Segment Start: Material to process

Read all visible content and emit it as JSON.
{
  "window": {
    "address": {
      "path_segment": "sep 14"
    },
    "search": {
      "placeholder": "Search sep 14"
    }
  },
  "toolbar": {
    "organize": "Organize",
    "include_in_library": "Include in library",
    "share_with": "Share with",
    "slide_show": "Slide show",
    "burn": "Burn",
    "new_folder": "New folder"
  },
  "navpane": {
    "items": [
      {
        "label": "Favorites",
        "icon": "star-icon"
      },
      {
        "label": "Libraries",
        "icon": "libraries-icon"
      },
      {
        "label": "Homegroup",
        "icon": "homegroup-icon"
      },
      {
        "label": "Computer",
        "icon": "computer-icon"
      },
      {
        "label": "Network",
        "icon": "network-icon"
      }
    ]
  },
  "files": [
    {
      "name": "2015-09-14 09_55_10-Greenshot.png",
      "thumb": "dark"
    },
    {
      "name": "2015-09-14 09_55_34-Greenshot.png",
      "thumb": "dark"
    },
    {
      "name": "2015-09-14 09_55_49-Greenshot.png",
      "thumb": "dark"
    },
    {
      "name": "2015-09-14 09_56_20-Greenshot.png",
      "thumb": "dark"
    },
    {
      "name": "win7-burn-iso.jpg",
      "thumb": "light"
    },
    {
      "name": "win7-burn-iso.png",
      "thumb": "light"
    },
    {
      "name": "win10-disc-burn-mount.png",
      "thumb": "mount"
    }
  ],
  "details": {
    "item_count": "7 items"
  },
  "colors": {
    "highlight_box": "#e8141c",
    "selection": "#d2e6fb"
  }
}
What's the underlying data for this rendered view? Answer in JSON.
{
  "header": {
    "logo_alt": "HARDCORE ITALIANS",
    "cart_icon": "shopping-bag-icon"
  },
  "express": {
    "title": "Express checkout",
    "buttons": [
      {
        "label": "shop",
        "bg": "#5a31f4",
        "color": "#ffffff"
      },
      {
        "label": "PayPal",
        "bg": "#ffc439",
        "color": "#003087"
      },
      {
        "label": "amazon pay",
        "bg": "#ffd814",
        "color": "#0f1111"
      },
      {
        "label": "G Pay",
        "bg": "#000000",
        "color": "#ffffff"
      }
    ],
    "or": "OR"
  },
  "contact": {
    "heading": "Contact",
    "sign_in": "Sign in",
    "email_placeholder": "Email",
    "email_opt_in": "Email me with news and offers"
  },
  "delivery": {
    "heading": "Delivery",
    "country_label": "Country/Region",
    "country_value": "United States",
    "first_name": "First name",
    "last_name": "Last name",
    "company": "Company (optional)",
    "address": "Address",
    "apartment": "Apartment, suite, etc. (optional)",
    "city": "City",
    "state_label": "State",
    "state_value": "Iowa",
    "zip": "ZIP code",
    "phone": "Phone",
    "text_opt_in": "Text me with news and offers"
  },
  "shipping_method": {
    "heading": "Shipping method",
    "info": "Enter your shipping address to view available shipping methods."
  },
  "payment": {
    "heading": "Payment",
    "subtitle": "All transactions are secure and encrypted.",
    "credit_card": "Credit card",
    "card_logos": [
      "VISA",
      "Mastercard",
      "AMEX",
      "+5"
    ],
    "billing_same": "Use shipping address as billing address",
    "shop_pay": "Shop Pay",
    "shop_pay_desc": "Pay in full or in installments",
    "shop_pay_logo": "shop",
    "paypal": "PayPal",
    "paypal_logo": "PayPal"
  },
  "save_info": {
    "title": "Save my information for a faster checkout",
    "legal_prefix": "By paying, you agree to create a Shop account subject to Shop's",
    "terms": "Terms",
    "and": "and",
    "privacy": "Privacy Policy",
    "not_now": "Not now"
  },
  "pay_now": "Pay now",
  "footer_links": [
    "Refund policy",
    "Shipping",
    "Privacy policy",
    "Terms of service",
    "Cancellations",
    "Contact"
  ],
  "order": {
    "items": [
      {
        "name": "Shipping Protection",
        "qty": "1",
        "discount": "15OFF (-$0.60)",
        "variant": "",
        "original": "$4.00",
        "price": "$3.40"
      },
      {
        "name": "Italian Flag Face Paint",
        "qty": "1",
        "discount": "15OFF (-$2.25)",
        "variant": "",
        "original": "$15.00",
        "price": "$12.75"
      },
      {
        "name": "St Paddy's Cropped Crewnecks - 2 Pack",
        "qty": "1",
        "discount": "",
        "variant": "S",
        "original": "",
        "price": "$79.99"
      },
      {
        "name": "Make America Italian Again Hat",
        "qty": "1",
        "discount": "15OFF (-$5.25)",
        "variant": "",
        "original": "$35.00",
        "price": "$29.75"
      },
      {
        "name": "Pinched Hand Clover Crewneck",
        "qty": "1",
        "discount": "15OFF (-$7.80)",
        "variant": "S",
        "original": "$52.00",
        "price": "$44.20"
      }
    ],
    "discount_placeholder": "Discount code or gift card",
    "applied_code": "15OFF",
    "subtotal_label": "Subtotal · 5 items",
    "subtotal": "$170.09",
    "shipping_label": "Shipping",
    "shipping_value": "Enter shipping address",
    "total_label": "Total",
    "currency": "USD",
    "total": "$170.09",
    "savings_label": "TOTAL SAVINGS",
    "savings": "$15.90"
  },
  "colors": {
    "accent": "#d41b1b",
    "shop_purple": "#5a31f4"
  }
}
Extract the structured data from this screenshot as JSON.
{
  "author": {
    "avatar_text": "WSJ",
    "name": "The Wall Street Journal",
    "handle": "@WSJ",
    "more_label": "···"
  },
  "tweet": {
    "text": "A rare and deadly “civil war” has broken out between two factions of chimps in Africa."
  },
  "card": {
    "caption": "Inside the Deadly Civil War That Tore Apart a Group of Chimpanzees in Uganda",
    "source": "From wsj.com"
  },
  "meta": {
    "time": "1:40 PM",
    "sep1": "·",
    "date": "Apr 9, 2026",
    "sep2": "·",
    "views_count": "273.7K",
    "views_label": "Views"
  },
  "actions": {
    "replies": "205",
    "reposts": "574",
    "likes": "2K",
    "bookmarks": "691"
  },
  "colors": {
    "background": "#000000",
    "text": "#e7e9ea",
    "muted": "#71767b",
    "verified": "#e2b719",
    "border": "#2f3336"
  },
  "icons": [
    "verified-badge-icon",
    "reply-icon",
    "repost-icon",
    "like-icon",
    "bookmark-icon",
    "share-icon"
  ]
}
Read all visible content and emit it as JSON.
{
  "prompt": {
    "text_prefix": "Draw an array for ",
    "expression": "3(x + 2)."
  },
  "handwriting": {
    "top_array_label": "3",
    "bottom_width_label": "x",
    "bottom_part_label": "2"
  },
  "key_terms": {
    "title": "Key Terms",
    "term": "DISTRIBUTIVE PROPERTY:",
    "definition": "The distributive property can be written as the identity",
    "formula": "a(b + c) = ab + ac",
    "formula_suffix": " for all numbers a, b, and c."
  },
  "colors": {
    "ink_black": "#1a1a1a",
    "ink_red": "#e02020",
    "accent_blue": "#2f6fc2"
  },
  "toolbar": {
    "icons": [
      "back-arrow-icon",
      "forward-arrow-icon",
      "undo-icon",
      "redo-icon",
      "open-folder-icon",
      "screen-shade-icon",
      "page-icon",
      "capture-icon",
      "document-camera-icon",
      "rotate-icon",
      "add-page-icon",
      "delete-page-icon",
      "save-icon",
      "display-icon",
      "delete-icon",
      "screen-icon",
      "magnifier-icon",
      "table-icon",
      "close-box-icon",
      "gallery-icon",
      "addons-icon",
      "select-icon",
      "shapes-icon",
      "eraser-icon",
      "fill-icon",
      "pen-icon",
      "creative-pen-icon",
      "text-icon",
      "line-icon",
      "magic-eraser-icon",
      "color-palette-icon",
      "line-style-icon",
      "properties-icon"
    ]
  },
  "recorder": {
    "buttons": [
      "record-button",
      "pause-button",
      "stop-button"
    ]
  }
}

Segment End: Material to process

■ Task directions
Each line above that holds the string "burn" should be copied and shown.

■ Task result
    "burn": "Burn",
      "name": "win7-burn-iso.jpg",
      "name": "win7-burn-iso.png",
      "name": "win10-disc-burn-mount.png",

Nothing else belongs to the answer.